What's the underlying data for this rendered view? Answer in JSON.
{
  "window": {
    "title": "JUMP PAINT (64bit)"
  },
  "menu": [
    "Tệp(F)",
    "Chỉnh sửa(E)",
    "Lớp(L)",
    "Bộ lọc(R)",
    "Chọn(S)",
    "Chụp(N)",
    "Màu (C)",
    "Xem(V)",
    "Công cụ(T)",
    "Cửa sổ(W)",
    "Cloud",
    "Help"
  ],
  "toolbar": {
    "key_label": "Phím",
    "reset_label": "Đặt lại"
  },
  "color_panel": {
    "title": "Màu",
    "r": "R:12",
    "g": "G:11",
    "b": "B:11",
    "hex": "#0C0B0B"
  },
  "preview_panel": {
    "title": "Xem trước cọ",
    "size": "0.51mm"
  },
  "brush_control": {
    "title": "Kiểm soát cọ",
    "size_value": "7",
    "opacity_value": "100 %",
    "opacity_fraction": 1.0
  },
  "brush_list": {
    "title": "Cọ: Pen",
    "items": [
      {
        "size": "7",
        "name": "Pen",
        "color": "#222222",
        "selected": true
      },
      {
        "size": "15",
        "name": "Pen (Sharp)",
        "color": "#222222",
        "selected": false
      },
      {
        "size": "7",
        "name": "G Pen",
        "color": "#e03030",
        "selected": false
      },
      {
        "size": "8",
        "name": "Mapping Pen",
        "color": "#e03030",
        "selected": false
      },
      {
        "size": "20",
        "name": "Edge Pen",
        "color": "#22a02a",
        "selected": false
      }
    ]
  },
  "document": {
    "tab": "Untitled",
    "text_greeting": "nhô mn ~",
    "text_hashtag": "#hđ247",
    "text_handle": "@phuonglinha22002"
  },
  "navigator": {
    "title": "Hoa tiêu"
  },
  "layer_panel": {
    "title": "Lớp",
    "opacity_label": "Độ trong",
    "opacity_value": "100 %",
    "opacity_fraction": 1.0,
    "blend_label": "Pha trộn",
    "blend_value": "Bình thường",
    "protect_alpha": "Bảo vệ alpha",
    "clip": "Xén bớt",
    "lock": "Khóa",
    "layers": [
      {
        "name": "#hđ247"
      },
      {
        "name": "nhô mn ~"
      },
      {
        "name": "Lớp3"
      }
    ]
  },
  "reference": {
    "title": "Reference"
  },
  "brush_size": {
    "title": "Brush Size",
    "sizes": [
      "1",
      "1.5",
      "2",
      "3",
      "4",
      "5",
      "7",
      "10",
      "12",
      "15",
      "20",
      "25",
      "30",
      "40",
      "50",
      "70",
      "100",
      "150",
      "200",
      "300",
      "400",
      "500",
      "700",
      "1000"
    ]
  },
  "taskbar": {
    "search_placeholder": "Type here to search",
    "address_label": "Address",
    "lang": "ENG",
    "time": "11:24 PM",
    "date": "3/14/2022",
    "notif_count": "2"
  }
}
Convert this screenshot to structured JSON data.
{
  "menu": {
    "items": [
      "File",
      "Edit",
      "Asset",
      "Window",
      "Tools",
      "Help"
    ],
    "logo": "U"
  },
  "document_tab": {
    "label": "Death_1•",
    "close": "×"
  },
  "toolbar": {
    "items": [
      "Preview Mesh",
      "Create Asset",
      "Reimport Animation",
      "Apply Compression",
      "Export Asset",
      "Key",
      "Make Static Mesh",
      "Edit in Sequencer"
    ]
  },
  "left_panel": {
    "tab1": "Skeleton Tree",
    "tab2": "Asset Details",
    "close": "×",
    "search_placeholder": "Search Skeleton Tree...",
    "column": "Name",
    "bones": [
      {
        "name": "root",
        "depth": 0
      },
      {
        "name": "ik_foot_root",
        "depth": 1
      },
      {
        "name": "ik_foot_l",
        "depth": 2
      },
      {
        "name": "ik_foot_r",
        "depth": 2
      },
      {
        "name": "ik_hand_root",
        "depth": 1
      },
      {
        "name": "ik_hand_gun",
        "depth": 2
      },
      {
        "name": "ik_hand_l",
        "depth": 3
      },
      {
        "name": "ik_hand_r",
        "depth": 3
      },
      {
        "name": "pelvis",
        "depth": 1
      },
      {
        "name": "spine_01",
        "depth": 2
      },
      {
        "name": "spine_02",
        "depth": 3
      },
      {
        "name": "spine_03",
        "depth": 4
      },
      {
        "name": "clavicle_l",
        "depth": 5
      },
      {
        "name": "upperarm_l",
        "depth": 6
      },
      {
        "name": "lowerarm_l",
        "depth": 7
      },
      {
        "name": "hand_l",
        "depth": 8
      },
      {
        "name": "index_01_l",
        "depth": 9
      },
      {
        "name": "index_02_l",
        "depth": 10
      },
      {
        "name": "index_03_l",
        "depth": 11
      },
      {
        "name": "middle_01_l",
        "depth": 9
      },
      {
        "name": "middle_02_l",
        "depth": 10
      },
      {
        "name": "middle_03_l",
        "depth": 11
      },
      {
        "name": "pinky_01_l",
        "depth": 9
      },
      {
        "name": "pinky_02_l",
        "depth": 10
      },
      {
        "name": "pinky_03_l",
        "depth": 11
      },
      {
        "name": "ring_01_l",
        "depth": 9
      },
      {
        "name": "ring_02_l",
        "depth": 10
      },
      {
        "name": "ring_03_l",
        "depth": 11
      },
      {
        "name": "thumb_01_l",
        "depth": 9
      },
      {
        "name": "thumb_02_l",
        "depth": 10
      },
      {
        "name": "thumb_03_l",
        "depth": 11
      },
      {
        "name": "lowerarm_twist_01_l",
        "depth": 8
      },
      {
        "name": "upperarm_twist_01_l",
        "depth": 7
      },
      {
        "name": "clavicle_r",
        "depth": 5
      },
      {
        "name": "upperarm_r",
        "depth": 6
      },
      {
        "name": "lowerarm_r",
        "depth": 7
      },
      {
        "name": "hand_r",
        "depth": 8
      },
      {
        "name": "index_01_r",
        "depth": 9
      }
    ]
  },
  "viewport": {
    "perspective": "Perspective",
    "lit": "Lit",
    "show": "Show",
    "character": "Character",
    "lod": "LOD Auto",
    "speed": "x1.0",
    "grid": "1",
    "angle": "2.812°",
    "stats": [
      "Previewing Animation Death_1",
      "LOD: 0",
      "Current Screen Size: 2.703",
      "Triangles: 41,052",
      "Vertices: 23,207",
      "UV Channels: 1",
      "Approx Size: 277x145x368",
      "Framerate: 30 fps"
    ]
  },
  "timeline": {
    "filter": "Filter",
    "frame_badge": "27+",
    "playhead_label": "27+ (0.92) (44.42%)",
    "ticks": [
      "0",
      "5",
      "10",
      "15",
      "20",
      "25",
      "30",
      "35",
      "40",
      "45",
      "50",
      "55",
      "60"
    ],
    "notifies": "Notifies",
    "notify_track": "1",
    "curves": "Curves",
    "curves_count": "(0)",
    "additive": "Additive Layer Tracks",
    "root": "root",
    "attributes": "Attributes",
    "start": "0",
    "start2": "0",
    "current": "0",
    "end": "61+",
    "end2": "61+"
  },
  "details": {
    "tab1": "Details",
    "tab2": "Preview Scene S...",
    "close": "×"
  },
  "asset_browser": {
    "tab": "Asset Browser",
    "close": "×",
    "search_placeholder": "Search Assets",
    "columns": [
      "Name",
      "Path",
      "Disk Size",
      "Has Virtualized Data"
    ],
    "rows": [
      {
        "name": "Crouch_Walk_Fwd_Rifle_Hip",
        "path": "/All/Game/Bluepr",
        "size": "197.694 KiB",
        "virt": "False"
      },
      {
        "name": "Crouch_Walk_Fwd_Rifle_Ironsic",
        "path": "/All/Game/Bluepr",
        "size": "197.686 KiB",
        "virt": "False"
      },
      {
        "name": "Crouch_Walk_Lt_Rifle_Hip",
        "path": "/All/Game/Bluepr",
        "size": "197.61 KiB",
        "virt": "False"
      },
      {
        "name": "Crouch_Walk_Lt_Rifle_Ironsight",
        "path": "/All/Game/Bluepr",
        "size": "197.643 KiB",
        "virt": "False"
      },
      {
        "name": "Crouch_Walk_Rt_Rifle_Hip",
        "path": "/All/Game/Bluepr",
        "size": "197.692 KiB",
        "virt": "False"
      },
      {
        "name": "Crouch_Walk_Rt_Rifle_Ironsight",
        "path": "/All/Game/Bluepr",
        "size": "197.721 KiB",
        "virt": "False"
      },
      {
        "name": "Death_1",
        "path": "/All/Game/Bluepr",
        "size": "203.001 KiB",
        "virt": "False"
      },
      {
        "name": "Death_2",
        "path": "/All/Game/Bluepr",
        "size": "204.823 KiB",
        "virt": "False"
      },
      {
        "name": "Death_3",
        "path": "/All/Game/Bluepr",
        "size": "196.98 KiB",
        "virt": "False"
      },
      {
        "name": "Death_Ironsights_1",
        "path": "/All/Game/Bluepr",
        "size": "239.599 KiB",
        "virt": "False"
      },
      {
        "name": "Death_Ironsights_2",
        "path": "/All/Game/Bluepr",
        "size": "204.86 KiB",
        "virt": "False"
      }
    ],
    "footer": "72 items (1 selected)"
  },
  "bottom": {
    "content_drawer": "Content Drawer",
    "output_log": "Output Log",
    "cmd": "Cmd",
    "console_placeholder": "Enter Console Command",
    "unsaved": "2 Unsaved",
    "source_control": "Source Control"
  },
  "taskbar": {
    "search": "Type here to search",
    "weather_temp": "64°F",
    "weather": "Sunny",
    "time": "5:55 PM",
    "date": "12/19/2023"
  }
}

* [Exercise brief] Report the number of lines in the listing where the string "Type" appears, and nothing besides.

* [Result below] 2